“It’s kind of humbling to take a step back and realize even though it doesn’t always feel like it, in the scheme of history, we’ve actually made a lot of progress,” said Saenz-Payne, who wore a blue shirt with George Washington’s portrait and “POTUS1.”

“It may be slow, but it’s still a progressive process,” he said.

Emilia Clark and Sunaina Kohli had prime views of the Reflecting Pool and the Washington Monument and even a glimpse of the U.S. Capitol from the top of the steps at the Lincoln Memorial. There, slightly left of center, they had planted their umbrellas and beach towels. Strangers before, they were now neighbors.

Clark, 33, was visiting Washington for the first time with her family from Long Beach, Calif., and said she probably wouldn’t get back to the District. Kohli, 42, moved to the District in September, after coming to the United States from Britain three years ago.

“We’ve just made acquaintance, but we’re neighbors now,” Kohli said with a laugh.

Thinking back on the nearly one year that she has been the city, Kohli said she found the District to be a welcoming, warm community despite the political divisions that often make national headlines.

“People just share a common ground of being good people,” she said. “Look at us! We just sat down and we’re worlds apart in many ways — even professionally, everything — and it’s no big deal.”

When Kohli moved from England to Connecticut, she said she found herself constantly referring to “this country.” Since her relocation to Washington, she’s learned to reject such generalizations.

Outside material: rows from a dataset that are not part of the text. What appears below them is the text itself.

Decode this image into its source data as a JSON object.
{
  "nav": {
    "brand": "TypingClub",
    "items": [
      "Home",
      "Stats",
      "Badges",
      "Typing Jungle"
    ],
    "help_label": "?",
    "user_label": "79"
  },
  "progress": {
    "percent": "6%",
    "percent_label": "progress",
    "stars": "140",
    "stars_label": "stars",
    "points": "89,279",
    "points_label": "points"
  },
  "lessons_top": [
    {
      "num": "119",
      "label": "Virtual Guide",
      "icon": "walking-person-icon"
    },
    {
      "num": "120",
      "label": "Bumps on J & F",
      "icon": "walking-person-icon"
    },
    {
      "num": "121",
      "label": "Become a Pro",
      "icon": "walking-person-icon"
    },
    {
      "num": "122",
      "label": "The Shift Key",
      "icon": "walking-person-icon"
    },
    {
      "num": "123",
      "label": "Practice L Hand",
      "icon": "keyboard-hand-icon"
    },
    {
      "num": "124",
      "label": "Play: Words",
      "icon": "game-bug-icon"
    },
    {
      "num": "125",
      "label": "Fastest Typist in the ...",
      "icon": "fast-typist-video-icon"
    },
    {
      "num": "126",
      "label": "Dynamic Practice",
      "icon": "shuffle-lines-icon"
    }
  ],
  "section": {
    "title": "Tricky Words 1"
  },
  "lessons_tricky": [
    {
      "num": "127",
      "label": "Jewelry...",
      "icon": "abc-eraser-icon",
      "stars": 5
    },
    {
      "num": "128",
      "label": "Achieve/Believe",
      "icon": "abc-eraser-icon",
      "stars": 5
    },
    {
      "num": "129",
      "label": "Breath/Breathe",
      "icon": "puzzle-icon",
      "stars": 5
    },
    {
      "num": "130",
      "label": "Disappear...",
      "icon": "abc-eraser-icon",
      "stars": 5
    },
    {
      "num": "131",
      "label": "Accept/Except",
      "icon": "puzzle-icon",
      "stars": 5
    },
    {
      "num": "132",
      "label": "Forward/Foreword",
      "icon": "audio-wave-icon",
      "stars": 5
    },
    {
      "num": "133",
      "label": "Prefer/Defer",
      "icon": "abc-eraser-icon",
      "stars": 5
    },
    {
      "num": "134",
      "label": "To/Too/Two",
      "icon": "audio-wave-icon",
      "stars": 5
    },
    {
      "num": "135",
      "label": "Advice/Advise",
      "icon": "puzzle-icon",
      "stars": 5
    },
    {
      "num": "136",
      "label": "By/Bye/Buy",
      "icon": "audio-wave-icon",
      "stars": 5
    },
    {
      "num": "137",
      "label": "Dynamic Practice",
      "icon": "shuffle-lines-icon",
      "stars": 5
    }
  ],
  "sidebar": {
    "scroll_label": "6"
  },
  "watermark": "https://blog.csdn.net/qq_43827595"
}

“There isn’t an ‘American person.’ There’s no stereotypical standard of a person, because the country is too big, too vast, too diverse, and you just have to take people as you find them,” Kohli said.

Clark agreed, adding that locals have been far friendlier here than they would be back home.

“Take each person as they pass,” she said. “Don’t judge them before you know them.”

Just outside Washington, the day took on an even deeper significance for 102 people from 44 countries who stood with their families outside the home of the country’s first president, amid sweeping views of the Potomac.

The Washington Post.